The University of North Carolina Herbarium (NCU)
has cataloged about 1,800 specimens collected by Robert Kral.† Without doubt many more will be found as
NCU continues to catalog.
Todd (2012) Vanderbiltís Robert Kral Fifth Member
of TNPS [Tennessee Native Plant Society] Hall of Fame.† Newsletter of the Tennessee Native Plant Society† 36(4):† 5.
Robert Kral grew up
on a dairy farm in Iowa and became inspired by his fatherís large library of
Luther Burbankís writings.† After
studying forestry and serving in World War II and Korea, he continued his
education at Florida State University, where he earned his doctorate. He then
began teaching and would eventually settle in 1965 at Vanderbilt University
to teach for the next 30 years.
He has contributed to the botanical literature
to the tune of over 100 papers and two books. A two-volume tome with detailed
information on rare plants of the Southeast amounts to over 1000 pages. He
even contributed illustrations for those volumes.
While producing those documents he was
diligently fleshing out the intricate details of botany in the southeastern
United States. He was also fulfilling his duty teaching at Vanderbilt
University and curating a growing collection of plant specimens.
Along the way he became the recognized
authority on the genus Xyris
and has discovered several new species in that group. He even discovered a
new species of Xyris
in Tennessee, Xyris tennesseensis.
His contributions to ongoing
projects is significant. His work on difficult groups, like sedges,
for the Flora of North America
project is proof of his extensive knowledge. Other botanists think so highly
of Dr. Kral that they have named new species in his
honor. The latest of these was just described by Dr. Dwayne Estes.† Penstemon kralii is found in areas of limestone outcrop soils
on the southern Cumberland Plateau.

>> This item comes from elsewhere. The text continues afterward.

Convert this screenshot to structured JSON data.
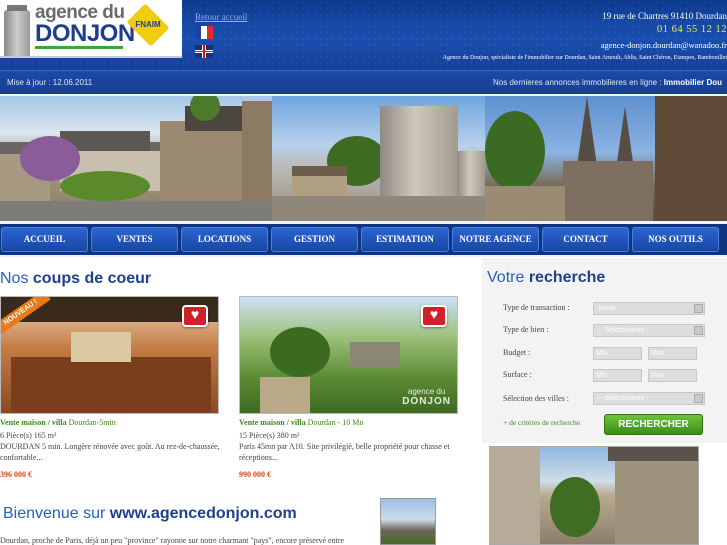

His influence also extends to the northern end
of the plateau where the species that he and Dr. Eugene Wofford of UT
[University of Tennessee - Knoxville] described resides. The Cumberland
sandwort, Minuartia cumberlandensis,
is found in sandstone rock houses near the Tennessee/Kentucky border.
In the decade or so since retiring from
teaching at Vanderbilt Dr. Kral has continued to
curate the treasure trove of specimens he accumulated during his long career.
These specimens, which were collected by Dr. Kral and numerous other botanist, are now housed a
facility in Texas. Thatís a long commute from southern Georgia, where he now
resides, and just one example of the dedication that made this man one of the
giants in botany in Tennessee and beyond.